» PROVIDED RECORDS:
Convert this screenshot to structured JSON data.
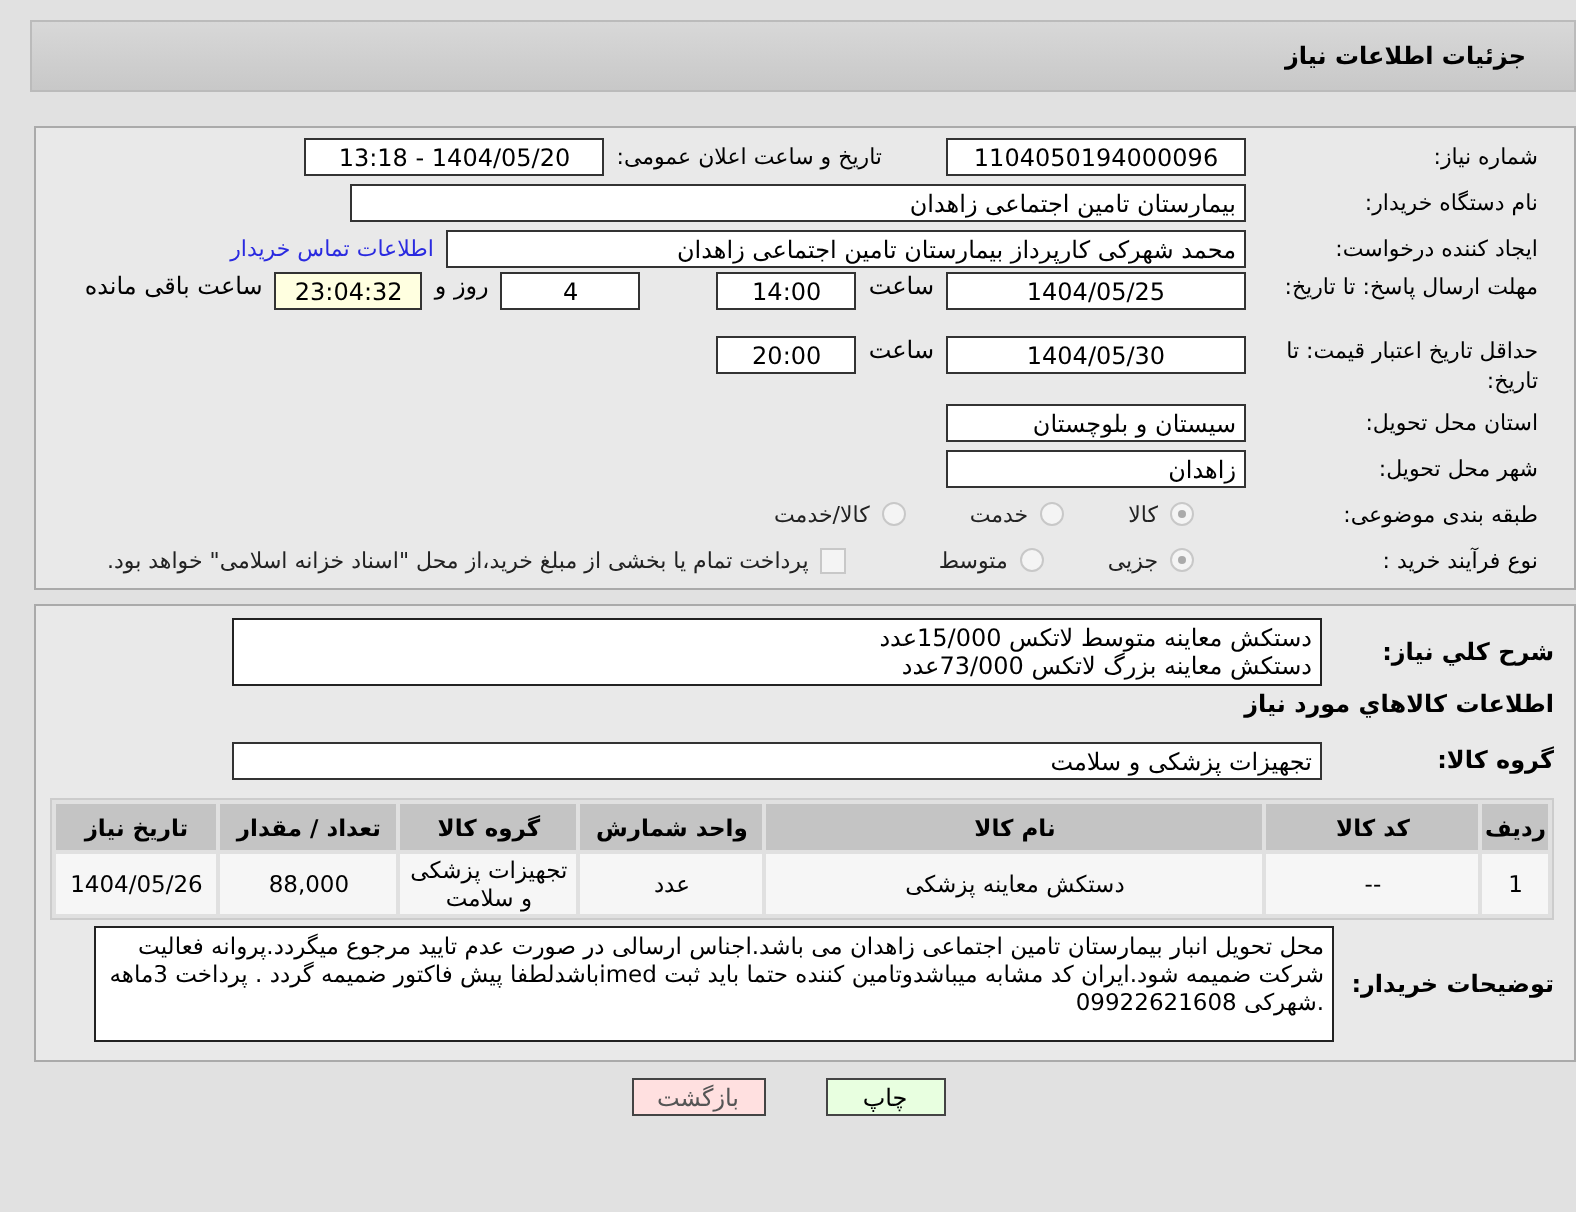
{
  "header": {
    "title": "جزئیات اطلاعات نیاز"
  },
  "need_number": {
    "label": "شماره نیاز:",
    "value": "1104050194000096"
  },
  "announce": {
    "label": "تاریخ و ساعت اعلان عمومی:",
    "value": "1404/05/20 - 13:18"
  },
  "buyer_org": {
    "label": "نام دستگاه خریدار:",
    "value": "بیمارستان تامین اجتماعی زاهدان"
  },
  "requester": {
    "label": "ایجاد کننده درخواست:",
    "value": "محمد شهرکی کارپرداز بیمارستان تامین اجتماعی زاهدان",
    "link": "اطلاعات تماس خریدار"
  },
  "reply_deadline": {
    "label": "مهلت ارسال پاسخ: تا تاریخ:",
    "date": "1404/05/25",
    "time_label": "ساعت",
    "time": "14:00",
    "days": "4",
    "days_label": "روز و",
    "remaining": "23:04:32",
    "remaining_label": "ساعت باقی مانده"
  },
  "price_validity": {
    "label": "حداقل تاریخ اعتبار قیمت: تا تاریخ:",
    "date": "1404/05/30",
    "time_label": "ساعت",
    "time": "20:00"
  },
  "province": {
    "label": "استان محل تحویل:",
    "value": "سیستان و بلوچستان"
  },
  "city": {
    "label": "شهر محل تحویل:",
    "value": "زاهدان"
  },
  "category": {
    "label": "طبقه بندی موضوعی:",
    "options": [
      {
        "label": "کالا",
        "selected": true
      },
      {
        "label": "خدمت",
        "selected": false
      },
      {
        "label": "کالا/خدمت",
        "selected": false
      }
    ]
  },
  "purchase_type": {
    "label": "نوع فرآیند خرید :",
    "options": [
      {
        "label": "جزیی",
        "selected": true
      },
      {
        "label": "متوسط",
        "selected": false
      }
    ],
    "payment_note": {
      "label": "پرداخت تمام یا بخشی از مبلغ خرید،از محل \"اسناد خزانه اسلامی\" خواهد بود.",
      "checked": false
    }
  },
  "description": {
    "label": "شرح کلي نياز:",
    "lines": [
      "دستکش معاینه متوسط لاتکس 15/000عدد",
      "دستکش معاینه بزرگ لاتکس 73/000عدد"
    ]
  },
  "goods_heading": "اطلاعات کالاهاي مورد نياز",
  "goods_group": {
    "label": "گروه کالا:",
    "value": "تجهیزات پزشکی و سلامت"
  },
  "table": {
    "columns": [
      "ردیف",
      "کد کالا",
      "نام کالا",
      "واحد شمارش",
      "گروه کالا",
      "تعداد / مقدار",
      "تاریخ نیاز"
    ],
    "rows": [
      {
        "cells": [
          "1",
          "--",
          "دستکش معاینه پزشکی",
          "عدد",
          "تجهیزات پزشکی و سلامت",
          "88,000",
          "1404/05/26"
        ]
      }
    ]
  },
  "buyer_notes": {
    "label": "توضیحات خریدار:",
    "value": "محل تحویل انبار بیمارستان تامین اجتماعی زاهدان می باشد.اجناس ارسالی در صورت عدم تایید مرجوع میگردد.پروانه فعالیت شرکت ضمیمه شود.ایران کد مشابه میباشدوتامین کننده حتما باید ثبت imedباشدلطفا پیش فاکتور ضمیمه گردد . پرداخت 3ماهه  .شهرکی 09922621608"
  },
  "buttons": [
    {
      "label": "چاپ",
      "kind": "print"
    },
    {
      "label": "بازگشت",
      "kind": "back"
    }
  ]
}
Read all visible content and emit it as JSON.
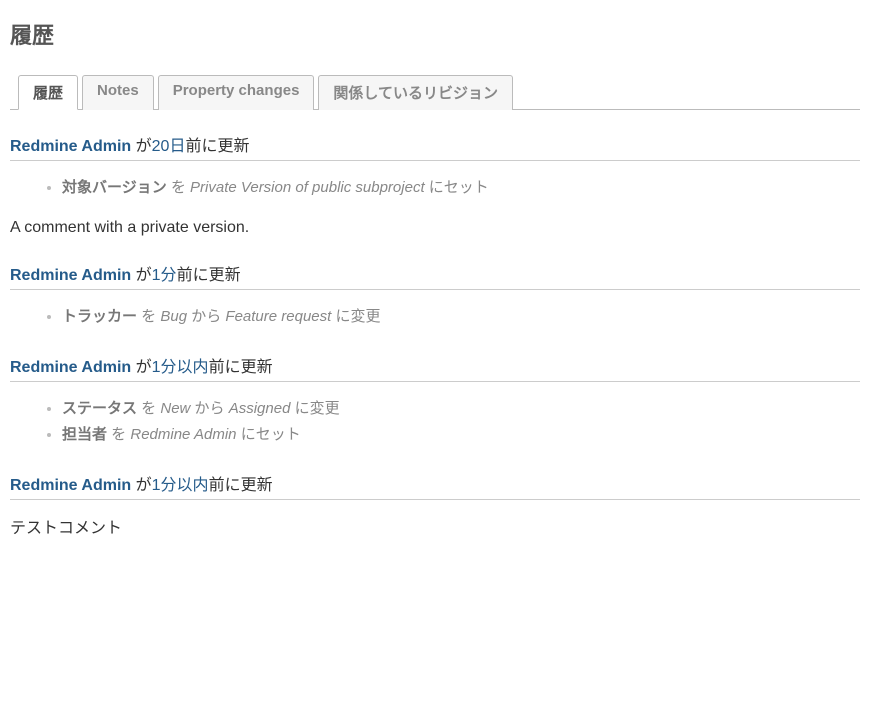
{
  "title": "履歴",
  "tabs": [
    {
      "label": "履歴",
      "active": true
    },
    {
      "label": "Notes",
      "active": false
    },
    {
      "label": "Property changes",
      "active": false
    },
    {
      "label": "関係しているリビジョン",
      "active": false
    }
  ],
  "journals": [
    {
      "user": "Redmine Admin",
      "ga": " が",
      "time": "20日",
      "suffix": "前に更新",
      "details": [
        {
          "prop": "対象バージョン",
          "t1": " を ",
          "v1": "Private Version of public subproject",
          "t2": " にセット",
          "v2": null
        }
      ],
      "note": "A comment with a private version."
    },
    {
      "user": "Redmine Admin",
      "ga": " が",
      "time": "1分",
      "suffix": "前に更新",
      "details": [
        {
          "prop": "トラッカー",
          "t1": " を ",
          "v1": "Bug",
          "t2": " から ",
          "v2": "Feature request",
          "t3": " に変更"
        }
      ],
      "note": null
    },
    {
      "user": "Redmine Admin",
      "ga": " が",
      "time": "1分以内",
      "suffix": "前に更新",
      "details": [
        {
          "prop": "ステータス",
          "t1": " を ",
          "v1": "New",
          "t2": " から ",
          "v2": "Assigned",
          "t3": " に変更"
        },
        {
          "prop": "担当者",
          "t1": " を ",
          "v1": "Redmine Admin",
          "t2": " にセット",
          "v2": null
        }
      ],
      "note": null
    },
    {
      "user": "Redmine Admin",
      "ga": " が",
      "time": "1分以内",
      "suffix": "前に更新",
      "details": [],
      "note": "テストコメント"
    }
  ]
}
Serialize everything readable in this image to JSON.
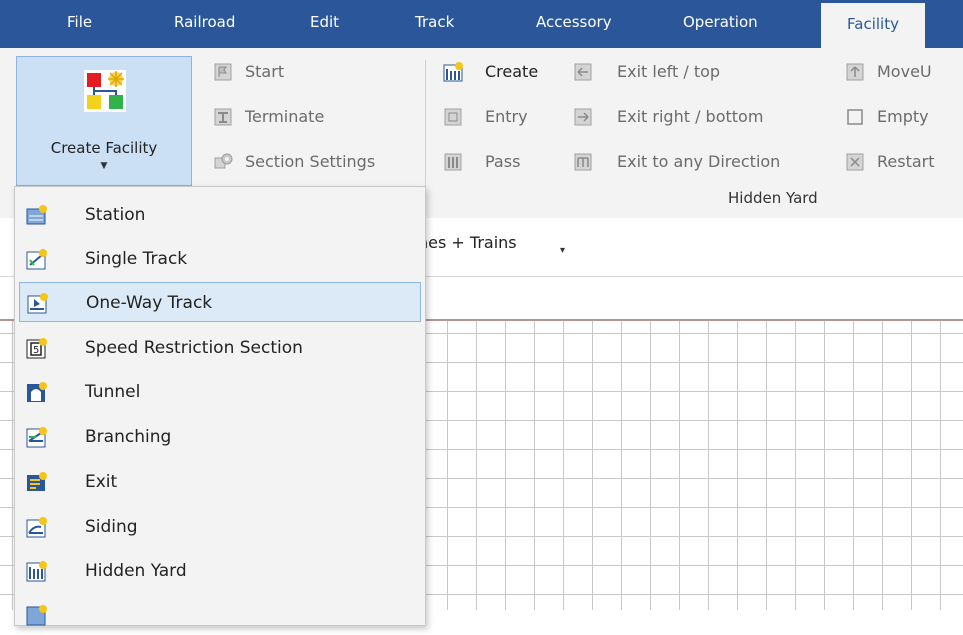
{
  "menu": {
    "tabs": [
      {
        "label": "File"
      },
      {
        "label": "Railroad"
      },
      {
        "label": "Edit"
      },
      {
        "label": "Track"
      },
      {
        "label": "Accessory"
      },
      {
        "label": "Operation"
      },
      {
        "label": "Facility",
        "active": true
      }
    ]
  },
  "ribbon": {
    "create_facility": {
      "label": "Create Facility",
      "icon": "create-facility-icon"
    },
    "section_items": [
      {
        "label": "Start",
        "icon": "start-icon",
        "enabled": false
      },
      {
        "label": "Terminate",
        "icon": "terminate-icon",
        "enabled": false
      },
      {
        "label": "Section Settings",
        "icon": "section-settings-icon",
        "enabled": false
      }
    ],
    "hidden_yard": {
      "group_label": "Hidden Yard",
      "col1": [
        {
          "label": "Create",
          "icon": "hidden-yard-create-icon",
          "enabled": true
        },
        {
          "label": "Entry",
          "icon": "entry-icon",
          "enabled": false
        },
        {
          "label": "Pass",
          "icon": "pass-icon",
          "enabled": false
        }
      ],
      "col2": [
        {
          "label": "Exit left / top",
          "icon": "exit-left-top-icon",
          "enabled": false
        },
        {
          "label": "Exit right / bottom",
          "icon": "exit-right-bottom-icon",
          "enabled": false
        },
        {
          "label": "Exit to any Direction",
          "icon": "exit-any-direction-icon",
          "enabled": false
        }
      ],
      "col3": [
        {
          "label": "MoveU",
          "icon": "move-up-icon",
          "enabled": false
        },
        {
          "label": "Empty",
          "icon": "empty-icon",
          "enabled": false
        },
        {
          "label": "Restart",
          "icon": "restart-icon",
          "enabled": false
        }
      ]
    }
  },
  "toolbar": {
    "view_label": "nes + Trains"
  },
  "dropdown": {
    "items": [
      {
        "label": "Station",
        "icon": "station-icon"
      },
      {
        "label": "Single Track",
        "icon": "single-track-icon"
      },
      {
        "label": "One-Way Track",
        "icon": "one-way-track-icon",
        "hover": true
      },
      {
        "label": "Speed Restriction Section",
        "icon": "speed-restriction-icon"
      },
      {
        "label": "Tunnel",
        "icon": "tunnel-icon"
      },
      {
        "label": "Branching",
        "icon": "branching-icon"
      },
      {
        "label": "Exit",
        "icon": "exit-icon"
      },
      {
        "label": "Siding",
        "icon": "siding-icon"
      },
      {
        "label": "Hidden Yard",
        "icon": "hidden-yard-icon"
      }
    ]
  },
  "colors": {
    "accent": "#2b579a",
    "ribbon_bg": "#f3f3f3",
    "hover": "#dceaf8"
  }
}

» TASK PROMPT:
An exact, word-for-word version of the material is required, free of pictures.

» RESPONSE:
Convert this screenshot to structured JSON data.
{
  "header": {
    "title": "جزئیات اطلاعات نیاز"
  },
  "need_number": {
    "label": "شماره نیاز:",
    "value": "1104050194000096"
  },
  "announce": {
    "label": "تاریخ و ساعت اعلان عمومی:",
    "value": "1404/05/20 - 13:18"
  },
  "buyer_org": {
    "label": "نام دستگاه خریدار:",
    "value": "بیمارستان تامین اجتماعی زاهدان"
  },
  "requester": {
    "label": "ایجاد کننده درخواست:",
    "value": "محمد شهرکی کارپرداز بیمارستان تامین اجتماعی زاهدان",
    "link": "اطلاعات تماس خریدار"
  },
  "reply_deadline": {
    "label": "مهلت ارسال پاسخ: تا تاریخ:",
    "date": "1404/05/25",
    "time_label": "ساعت",
    "time": "14:00",
    "days": "4",
    "days_label": "روز و",
    "remaining": "23:04:32",
    "remaining_label": "ساعت باقی مانده"
  },
  "price_validity": {
    "label": "حداقل تاریخ اعتبار قیمت: تا تاریخ:",
    "date": "1404/05/30",
    "time_label": "ساعت",
    "time": "20:00"
  },
  "province": {
    "label": "استان محل تحویل:",
    "value": "سیستان و بلوچستان"
  },
  "city": {
    "label": "شهر محل تحویل:",
    "value": "زاهدان"
  },
  "category": {
    "label": "طبقه بندی موضوعی:",
    "options": [
      {
        "label": "کالا",
        "selected": true
      },
      {
        "label": "خدمت",
        "selected": false
      },
      {
        "label": "کالا/خدمت",
        "selected": false
      }
    ]
  },
  "purchase_type": {
    "label": "نوع فرآیند خرید :",
    "options": [
      {
        "label": "جزیی",
        "selected": true
      },
      {
        "label": "متوسط",
        "selected": false
      }
    ],
    "payment_note": {
      "label": "پرداخت تمام یا بخشی از مبلغ خرید،از محل \"اسناد خزانه اسلامی\" خواهد بود.",
      "checked": false
    }
  },
  "description": {
    "label": "شرح کلي نياز:",
    "lines": [
      "دستکش معاینه متوسط لاتکس 15/000عدد",
      "دستکش معاینه بزرگ لاتکس 73/000عدد"
    ]
  },
  "goods_heading": "اطلاعات کالاهاي مورد نياز",
  "goods_group": {
    "label": "گروه کالا:",
    "value": "تجهیزات پزشکی و سلامت"
  },
  "table": {
    "columns": [
      "ردیف",
      "کد کالا",
      "نام کالا",
      "واحد شمارش",
      "گروه کالا",
      "تعداد / مقدار",
      "تاریخ نیاز"
    ],
    "rows": [
      {
        "cells": [
          "1",
          "--",
          "دستکش معاینه پزشکی",
          "عدد",
          "تجهیزات پزشکی و سلامت",
          "88,000",
          "1404/05/26"
        ]
      }
    ]
  },
  "buyer_notes": {
    "label": "توضیحات خریدار:",
    "value": "محل تحویل انبار بیمارستان تامین اجتماعی زاهدان می باشد.اجناس ارسالی در صورت عدم تایید مرجوع میگردد.پروانه فعالیت شرکت ضمیمه شود.ایران کد مشابه میباشدوتامین کننده حتما باید ثبت imedباشدلطفا پیش فاکتور ضمیمه گردد . پرداخت 3ماهه  .شهرکی 09922621608"
  },
  "buttons": [
    {
      "label": "چاپ",
      "kind": "print"
    },
    {
      "label": "بازگشت",
      "kind": "back"
    }
  ]
}
Read all visible content and emit it as JSON.
{
  "title": "履歴",
  "tabs": [
    {
      "label": "履歴",
      "active": true
    },
    {
      "label": "Notes",
      "active": false
    },
    {
      "label": "Property changes",
      "active": false
    },
    {
      "label": "関係しているリビジョン",
      "active": false
    }
  ],
  "journals": [
    {
      "user": "Redmine Admin",
      "ga": " が",
      "time": "20日",
      "suffix": "前に更新",
      "details": [
        {
          "prop": "対象バージョン",
          "t1": " を ",
          "v1": "Private Version of public subproject",
          "t2": " にセット",
          "v2": null
        }
      ],
      "note": "A comment with a private version."
    },
    {
      "user": "Redmine Admin",
      "ga": " が",
      "time": "1分",
      "suffix": "前に更新",
      "details": [
        {
          "prop": "トラッカー",
          "t1": " を ",
          "v1": "Bug",
          "t2": " から ",
          "v2": "Feature request",
          "t3": " に変更"
        }
      ],
      "note": null
    },
    {
      "user": "Redmine Admin",
      "ga": " が",
      "time": "1分以内",
      "suffix": "前に更新",
      "details": [
        {
          "prop": "ステータス",
          "t1": " を ",
          "v1": "New",
          "t2": " から ",
          "v2": "Assigned",
          "t3": " に変更"
        },
        {
          "prop": "担当者",
          "t1": " を ",
          "v1": "Redmine Admin",
          "t2": " にセット",
          "v2": null
        }
      ],
      "note": null
    },
    {
      "user": "Redmine Admin",
      "ga": " が",
      "time": "1分以内",
      "suffix": "前に更新",
      "details": [],
      "note": "テストコメント"
    }
  ]
}
Serialize everything readable in this image to JSON.
{
  "menu": {
    "tabs": [
      {
        "label": "File"
      },
      {
        "label": "Railroad"
      },
      {
        "label": "Edit"
      },
      {
        "label": "Track"
      },
      {
        "label": "Accessory"
      },
      {
        "label": "Operation"
      },
      {
        "label": "Facility",
        "active": true
      }
    ]
  },
  "ribbon": {
    "create_facility": {
      "label": "Create Facility",
      "icon": "create-facility-icon"
    },
    "section_items": [
      {
        "label": "Start",
        "icon": "start-icon",
        "enabled": false
      },
      {
        "label": "Terminate",
        "icon": "terminate-icon",
        "enabled": false
      },
      {
        "label": "Section Settings",
        "icon": "section-settings-icon",
        "enabled": false
      }
    ],
    "hidden_yard": {
      "group_label": "Hidden Yard",
      "col1": [
        {
          "label": "Create",
          "icon": "hidden-yard-create-icon",
          "enabled": true
        },
        {
          "label": "Entry",
          "icon": "entry-icon",
          "enabled": false
        },
        {
          "label": "Pass",
          "icon": "pass-icon",
          "enabled": false
        }
      ],
      "col2": [
        {
          "label": "Exit left / top",
          "icon": "exit-left-top-icon",
          "enabled": false
        },
        {
          "label": "Exit right / bottom",
          "icon": "exit-right-bottom-icon",
          "enabled": false
        },
        {
          "label": "Exit to any Direction",
          "icon": "exit-any-direction-icon",
          "enabled": false
        }
      ],
      "col3": [
        {
          "label": "MoveU",
          "icon": "move-up-icon",
          "enabled": false
        },
        {
          "label": "Empty",
          "icon": "empty-icon",
          "enabled": false
        },
        {
          "label": "Restart",
          "icon": "restart-icon",
          "enabled": false
        }
      ]
    }
  },
  "toolbar": {
    "view_label": "nes + Trains"
  },
  "dropdown": {
    "items": [
      {
        "label": "Station",
        "icon": "station-icon"
      },
      {
        "label": "Single Track",
        "icon": "single-track-icon"
      },
      {
        "label": "One-Way Track",
        "icon": "one-way-track-icon",
        "hover": true
      },
      {
        "label": "Speed Restriction Section",
        "icon": "speed-restriction-icon"
      },
      {
        "label": "Tunnel",
        "icon": "tunnel-icon"
      },
      {
        "label": "Branching",
        "icon": "branching-icon"
      },
      {
        "label": "Exit",
        "icon": "exit-icon"
      },
      {
        "label": "Siding",
        "icon": "siding-icon"
      },
      {
        "label": "Hidden Yard",
        "icon": "hidden-yard-icon"
      }
    ]
  },
  "colors": {
    "accent": "#2b579a",
    "ribbon_bg": "#f3f3f3",
    "hover": "#dceaf8"
  }
}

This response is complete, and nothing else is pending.